Task item —
Before you finish, make sure each line of the records has been retyped exactly.

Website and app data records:
┄┄┄┄┄┄

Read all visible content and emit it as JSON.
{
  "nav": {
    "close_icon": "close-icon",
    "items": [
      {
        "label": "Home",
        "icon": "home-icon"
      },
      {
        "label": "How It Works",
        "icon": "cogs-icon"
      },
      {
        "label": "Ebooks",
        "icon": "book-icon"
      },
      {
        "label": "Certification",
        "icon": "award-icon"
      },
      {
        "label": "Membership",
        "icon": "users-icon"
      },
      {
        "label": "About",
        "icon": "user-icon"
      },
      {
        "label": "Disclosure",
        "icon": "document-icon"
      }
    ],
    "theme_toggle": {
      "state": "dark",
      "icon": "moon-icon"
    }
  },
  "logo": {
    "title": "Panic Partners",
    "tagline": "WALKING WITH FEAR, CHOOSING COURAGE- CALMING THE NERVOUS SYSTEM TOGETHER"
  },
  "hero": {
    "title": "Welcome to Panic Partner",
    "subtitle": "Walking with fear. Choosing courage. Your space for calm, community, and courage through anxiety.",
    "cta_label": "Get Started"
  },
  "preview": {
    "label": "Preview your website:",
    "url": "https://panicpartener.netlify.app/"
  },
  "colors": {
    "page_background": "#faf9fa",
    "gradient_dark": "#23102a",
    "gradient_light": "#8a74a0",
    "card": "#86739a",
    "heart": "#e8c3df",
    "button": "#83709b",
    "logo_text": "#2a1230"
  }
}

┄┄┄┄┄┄

Answer space —
Read all visible content and emit it as JSON.
{
  "nav": {
    "close_icon": "close-icon",
    "items": [
      {
        "label": "Home",
        "icon": "home-icon"
      },
      {
        "label": "How It Works",
        "icon": "cogs-icon"
      },
      {
        "label": "Ebooks",
        "icon": "book-icon"
      },
      {
        "label": "Certification",
        "icon": "award-icon"
      },
      {
        "label": "Membership",
        "icon": "users-icon"
      },
      {
        "label": "About",
        "icon": "user-icon"
      },
      {
        "label": "Disclosure",
        "icon": "document-icon"
      }
    ],
    "theme_toggle": {
      "state": "dark",
      "icon": "moon-icon"
    }
  },
  "logo": {
    "title": "Panic Partners",
    "tagline": "WALKING WITH FEAR, CHOOSING COURAGE- CALMING THE NERVOUS SYSTEM TOGETHER"
  },
  "hero": {
    "title": "Welcome to Panic Partner",
    "subtitle": "Walking with fear. Choosing courage. Your space for calm, community, and courage through anxiety.",
    "cta_label": "Get Started"
  },
  "preview": {
    "label": "Preview your website:",
    "url": "https://panicpartener.netlify.app/"
  },
  "colors": {
    "page_background": "#faf9fa",
    "gradient_dark": "#23102a",
    "gradient_light": "#8a74a0",
    "card": "#86739a",
    "heart": "#e8c3df",
    "button": "#83709b",
    "logo_text": "#2a1230"
  }
}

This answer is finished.